On Tuesday, Rockefeller Center announced that this year’s Christmas Tree would be coming from Queensbury. The tree in question is a Norway Spruce, donated by the Lebowitz family, who live in Glens Falls. It will be cut on Nov. 10, and make its voyage south on Nov. 12.
“Queensbury is very proud to host the tree that will go to Rockefeller Plaza,” said Queensbury Town Supervisor John Strough. “It will give me another reason to visit New York City this year and see the tree.”
- Species: Norway Spruce
- Height: 82 feet (25 meters)
- Diameter: 50 feet (15.24 meters)
- Weight: Approx. 14 tons
- Age: Approx: 85-90 years old
Once it arrives at Rockefeller Center, the tree will be decorated with over 50,000 LED Christmas lights, spanning around 5 miles of wire.

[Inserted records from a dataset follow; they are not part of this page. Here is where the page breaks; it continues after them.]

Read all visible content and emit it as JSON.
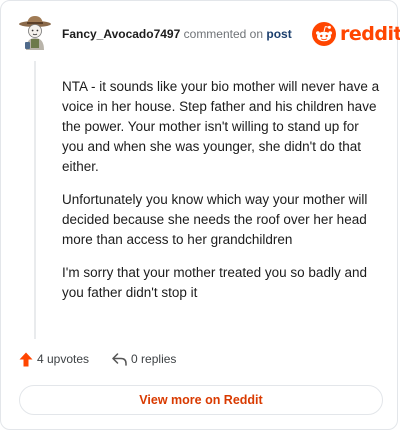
{
  "header": {
    "username": "Fancy_Avocado7497",
    "commented_text": "commented on",
    "post_link": "post",
    "logo_word": "reddit"
  },
  "comment": {
    "paragraphs": [
      "NTA - it sounds like your bio mother will never have a voice in her house. Step father and his children have the power. Your mother isn't willing to stand up for you and when she was younger, she didn't do that either.",
      "Unfortunately you know which way your mother will decided because she needs the roof over her head more than access to her grandchildren",
      "I'm sorry that your mother treated you so badly and you father didn't stop it"
    ]
  },
  "actions": {
    "upvotes": "4 upvotes",
    "replies": "0 replies"
  },
  "footer": {
    "view_more": "View more on Reddit"
  },
  "colors": {
    "brand": "#ff4500",
    "upvote": "#ff4500",
    "view_more_text": "#d93a00",
    "post_link": "#1c3f6e"
  },
  "icons": {
    "avatar": "cowboy-avatar",
    "logo": "reddit-snoo-icon",
    "upvote": "upvote-arrow-icon",
    "reply": "reply-arrow-icon"
  }
}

The star topping the tree will be the same one that has sat atop the annual center tree since 2018 – a 900-pound Swarovski star designed by architect Daniel Libeskind, 9 feet in diameter and featuring 70 crystal spikes.
The tree lighting will be held in Rockefeller Center on Nov. 30. Once the holiday season has come and gone, the tree will be milled into lumber that will support Habitat for Humanity projects.
In Queensbury, the tree reminds the town’s leader of a time when another significant local tree was put in the national spotlight. As a SUNY Adirondack student in 1969, Strough and others at the student senate protected a Glens Falls tree that was set to go to the White House.
“We camped out day and night to make sure nobody bothered the tree. The one disappointing part was when they took the tree, they took it to the White House, and the President said, ‘We would like to thank the people of Warren County, Ohio.'”
The Rockefeller Center tree tradition started in 1931, when workers put up the first tree. The first formal lighting ceremony was held in 1933, with over 700 lights illuminating the then-new RCA building. Variations over the decades have included years with multiple trees; decorations in support of soldiers during World War II; and the adoption of LED lights starting in 2007.